> **Your instructions**: Retype every line of the data, keeping each word exactly.

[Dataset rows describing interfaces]
============================================================

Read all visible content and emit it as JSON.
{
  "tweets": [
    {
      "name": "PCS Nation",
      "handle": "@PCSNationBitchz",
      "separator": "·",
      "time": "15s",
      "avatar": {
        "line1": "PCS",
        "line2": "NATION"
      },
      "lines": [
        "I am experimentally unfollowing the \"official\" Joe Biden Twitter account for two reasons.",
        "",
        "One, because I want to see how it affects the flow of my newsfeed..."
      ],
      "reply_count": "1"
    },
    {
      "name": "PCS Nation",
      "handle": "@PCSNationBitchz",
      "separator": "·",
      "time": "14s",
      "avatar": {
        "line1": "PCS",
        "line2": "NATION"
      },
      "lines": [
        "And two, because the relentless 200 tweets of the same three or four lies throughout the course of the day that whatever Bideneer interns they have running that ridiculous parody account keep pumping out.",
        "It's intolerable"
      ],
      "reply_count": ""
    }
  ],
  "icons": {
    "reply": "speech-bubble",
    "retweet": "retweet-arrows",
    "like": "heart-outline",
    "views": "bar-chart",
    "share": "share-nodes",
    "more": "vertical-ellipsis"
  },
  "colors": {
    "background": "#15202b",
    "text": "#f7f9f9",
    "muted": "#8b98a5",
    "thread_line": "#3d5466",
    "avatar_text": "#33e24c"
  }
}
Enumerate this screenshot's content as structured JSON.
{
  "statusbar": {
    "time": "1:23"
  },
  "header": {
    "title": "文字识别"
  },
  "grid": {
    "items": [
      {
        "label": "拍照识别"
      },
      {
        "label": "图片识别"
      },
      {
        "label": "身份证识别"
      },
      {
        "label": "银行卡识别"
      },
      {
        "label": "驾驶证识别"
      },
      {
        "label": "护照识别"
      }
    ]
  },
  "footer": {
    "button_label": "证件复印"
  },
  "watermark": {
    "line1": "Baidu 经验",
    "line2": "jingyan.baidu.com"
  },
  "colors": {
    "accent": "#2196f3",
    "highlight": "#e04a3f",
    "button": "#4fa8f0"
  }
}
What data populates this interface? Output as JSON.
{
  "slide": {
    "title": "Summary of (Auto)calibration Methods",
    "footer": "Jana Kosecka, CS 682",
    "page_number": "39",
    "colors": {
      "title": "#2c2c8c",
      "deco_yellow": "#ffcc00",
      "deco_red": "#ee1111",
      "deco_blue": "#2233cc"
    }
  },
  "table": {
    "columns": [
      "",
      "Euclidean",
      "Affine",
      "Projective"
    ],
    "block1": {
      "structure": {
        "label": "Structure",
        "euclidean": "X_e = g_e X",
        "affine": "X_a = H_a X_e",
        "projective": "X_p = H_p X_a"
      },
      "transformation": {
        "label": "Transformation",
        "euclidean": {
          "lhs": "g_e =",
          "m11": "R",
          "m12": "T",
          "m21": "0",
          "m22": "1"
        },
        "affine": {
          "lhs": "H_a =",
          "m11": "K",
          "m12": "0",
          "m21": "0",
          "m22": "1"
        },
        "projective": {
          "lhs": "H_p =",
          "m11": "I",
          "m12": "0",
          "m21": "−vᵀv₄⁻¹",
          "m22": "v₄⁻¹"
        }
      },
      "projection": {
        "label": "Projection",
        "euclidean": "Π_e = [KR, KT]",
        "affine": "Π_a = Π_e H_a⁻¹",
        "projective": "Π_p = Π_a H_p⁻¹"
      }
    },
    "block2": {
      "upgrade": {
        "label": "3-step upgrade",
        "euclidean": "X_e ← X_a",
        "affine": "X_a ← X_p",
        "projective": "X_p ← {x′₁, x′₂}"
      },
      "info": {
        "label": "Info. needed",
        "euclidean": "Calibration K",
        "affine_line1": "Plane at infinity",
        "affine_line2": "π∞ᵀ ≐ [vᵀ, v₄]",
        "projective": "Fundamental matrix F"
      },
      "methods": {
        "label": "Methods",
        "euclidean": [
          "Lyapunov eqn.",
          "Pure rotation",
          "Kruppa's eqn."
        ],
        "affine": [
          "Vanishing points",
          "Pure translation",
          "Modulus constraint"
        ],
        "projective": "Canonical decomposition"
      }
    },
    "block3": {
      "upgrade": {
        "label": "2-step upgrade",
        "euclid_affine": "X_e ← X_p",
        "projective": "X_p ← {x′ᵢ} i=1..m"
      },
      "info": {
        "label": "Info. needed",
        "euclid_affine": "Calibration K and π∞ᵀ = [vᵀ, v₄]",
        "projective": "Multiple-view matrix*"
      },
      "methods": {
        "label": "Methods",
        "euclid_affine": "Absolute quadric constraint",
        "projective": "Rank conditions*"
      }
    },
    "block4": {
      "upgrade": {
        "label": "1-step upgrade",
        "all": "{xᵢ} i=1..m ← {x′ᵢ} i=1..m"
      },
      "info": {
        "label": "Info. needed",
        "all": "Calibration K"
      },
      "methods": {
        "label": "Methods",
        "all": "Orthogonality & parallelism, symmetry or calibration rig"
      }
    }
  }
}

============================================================

> **Result of the task**:
Read all visible content and emit it as JSON.
{
  "tweets": [
    {
      "name": "PCS Nation",
      "handle": "@PCSNationBitchz",
      "separator": "·",
      "time": "15s",
      "avatar": {
        "line1": "PCS",
        "line2": "NATION"
      },
      "lines": [
        "I am experimentally unfollowing the \"official\" Joe Biden Twitter account for two reasons.",
        "",
        "One, because I want to see how it affects the flow of my newsfeed..."
      ],
      "reply_count": "1"
    },
    {
      "name": "PCS Nation",
      "handle": "@PCSNationBitchz",
      "separator": "·",
      "time": "14s",
      "avatar": {
        "line1": "PCS",
        "line2": "NATION"
      },
      "lines": [
        "And two, because the relentless 200 tweets of the same three or four lies throughout the course of the day that whatever Bideneer interns they have running that ridiculous parody account keep pumping out.",
        "It's intolerable"
      ],
      "reply_count": ""
    }
  ],
  "icons": {
    "reply": "speech-bubble",
    "retweet": "retweet-arrows",
    "like": "heart-outline",
    "views": "bar-chart",
    "share": "share-nodes",
    "more": "vertical-ellipsis"
  },
  "colors": {
    "background": "#15202b",
    "text": "#f7f9f9",
    "muted": "#8b98a5",
    "thread_line": "#3d5466",
    "avatar_text": "#33e24c"
  }
}
Enumerate this screenshot's content as structured JSON.
{
  "statusbar": {
    "time": "1:23"
  },
  "header": {
    "title": "文字识别"
  },
  "grid": {
    "items": [
      {
        "label": "拍照识别"
      },
      {
        "label": "图片识别"
      },
      {
        "label": "身份证识别"
      },
      {
        "label": "银行卡识别"
      },
      {
        "label": "驾驶证识别"
      },
      {
        "label": "护照识别"
      }
    ]
  },
  "footer": {
    "button_label": "证件复印"
  },
  "watermark": {
    "line1": "Baidu 经验",
    "line2": "jingyan.baidu.com"
  },
  "colors": {
    "accent": "#2196f3",
    "highlight": "#e04a3f",
    "button": "#4fa8f0"
  }
}
What data populates this interface? Output as JSON.
{
  "slide": {
    "title": "Summary of (Auto)calibration Methods",
    "footer": "Jana Kosecka, CS 682",
    "page_number": "39",
    "colors": {
      "title": "#2c2c8c",
      "deco_yellow": "#ffcc00",
      "deco_red": "#ee1111",
      "deco_blue": "#2233cc"
    }
  },
  "table": {
    "columns": [
      "",
      "Euclidean",
      "Affine",
      "Projective"
    ],
    "block1": {
      "structure": {
        "label": "Structure",
        "euclidean": "X_e = g_e X",
        "affine": "X_a = H_a X_e",
        "projective": "X_p = H_p X_a"
      },
      "transformation": {
        "label": "Transformation",
        "euclidean": {
          "lhs": "g_e =",
          "m11": "R",
          "m12": "T",
          "m21": "0",
          "m22": "1"
        },
        "affine": {
          "lhs": "H_a =",
          "m11": "K",
          "m12": "0",
          "m21": "0",
          "m22": "1"
        },
        "projective": {
          "lhs": "H_p =",
          "m11": "I",
          "m12": "0",
          "m21": "−vᵀv₄⁻¹",
          "m22": "v₄⁻¹"
        }
      },
      "projection": {
        "label": "Projection",
        "euclidean": "Π_e = [KR, KT]",
        "affine": "Π_a = Π_e H_a⁻¹",
        "projective": "Π_p = Π_a H_p⁻¹"
      }
    },
    "block2": {
      "upgrade": {
        "label": "3-step upgrade",
        "euclidean": "X_e ← X_a",
        "affine": "X_a ← X_p",
        "projective": "X_p ← {x′₁, x′₂}"
      },
      "info": {
        "label": "Info. needed",
        "euclidean": "Calibration K",
        "affine_line1": "Plane at infinity",
        "affine_line2": "π∞ᵀ ≐ [vᵀ, v₄]",
        "projective": "Fundamental matrix F"
      },
      "methods": {
        "label": "Methods",
        "euclidean": [
          "Lyapunov eqn.",
          "Pure rotation",
          "Kruppa's eqn."
        ],
        "affine": [
          "Vanishing points",
          "Pure translation",
          "Modulus constraint"
        ],
        "projective": "Canonical decomposition"
      }
    },
    "block3": {
      "upgrade": {
        "label": "2-step upgrade",
        "euclid_affine": "X_e ← X_p",
        "projective": "X_p ← {x′ᵢ} i=1..m"
      },
      "info": {
        "label": "Info. needed",
        "euclid_affine": "Calibration K and π∞ᵀ = [vᵀ, v₄]",
        "projective": "Multiple-view matrix*"
      },
      "methods": {
        "label": "Methods",
        "euclid_affine": "Absolute quadric constraint",
        "projective": "Rank conditions*"
      }
    },
    "block4": {
      "upgrade": {
        "label": "1-step upgrade",
        "all": "{xᵢ} i=1..m ← {x′ᵢ} i=1..m"
      },
      "info": {
        "label": "Info. needed",
        "all": "Calibration K"
      },
      "methods": {
        "label": "Methods",
        "all": "Orthogonality & parallelism, symmetry or calibration rig"
      }
    }
  }
}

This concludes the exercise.